It is vital that this information is retained by the practice, and roles should therefore be developed for the practice, not the person. If a member of staff were to leave, you would be recruiting for a replacement for the position, which will have a full job description and person profile. You would not be recruiting to replace a person. Different people will have different characteristics but the position will be fundamentally the same, whoever is appointed. Too often, failure to manage information correctly leads to situations where people are appointed into general practice with no clear definition of role or responsibility.

Management of the intellectual capital of the organisation has become increasingly important in the knowledge-based society. Both commercial and public organisations recognise the significance of being effective learning organisations. There is a growing need therefore for individuals with appropriate training and experience in knowledge management.

General practice is no different. With the introduction of registration with the Care Quality Commission and increased competition between practices, it is vital that you ensure your practice stays ahead of the game.

The practice manager working at a strategic level must be able to understand the importance of knowledge management in an NHS that is now so knowledge-based in its approach. General practices are almost independent centres of learning, and this needs to be harnessed by the practice so that skills and key information are not lost.
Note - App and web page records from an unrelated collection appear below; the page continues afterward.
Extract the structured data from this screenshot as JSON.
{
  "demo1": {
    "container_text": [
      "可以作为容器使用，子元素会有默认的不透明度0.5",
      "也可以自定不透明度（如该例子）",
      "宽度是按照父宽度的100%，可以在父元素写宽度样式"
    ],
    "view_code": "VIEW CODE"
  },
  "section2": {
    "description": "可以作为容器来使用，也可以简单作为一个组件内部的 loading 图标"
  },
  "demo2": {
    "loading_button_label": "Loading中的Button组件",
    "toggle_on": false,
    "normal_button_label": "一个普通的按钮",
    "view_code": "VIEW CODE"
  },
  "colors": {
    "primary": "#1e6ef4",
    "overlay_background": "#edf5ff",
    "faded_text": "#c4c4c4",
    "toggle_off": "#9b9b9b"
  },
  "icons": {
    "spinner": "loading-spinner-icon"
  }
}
To achieve this, the manager must be able to demonstrate a good working knowledge of how the use of the internet can assist his or her duties. A practice policy should be developed and key information utilised at the outset. This policy should be kept simple at the beginning and developed overtime.

Effective use of this resource could be invaluable to the already busy practice environment. Not only will it create efficiencies for the practice, but it can also contribute to a better working environment for staff, which in turn could lead to even greater potential for the practice.

Another option is that you can purchase bespoke software solutions for various aspects of the practice, which means that someone else is ensuring updated information is available to you when you need it.

Whichever route you decide to follow, remember you will not be wise by having knowledge and you will not have knowledge if you just collect information. You can apply yourself and turn what is available to you into a productive resource for yourself and your practice.

References
1. O’Dell C, Grayson CJ. If We Only Knew What We Know: Identification and Transfer of Internal Best Practices. Houston: American Productivity and Quality Center; 1997.
2. Department of Health. The NHS Knowledge and Skills Framework (NHS KSF) and the Development Review Process. London: DH; 2004. Available from: http://www.dh.gov.uk/en/Publicationsandstatistics/Publications/Publicati...

Resources

NHS Evidence – Knowledge Management
www.library.nhs.uk/knowledgemanagement

NHS Evidence – Health Management
www.library.nhs.uk/healthManagement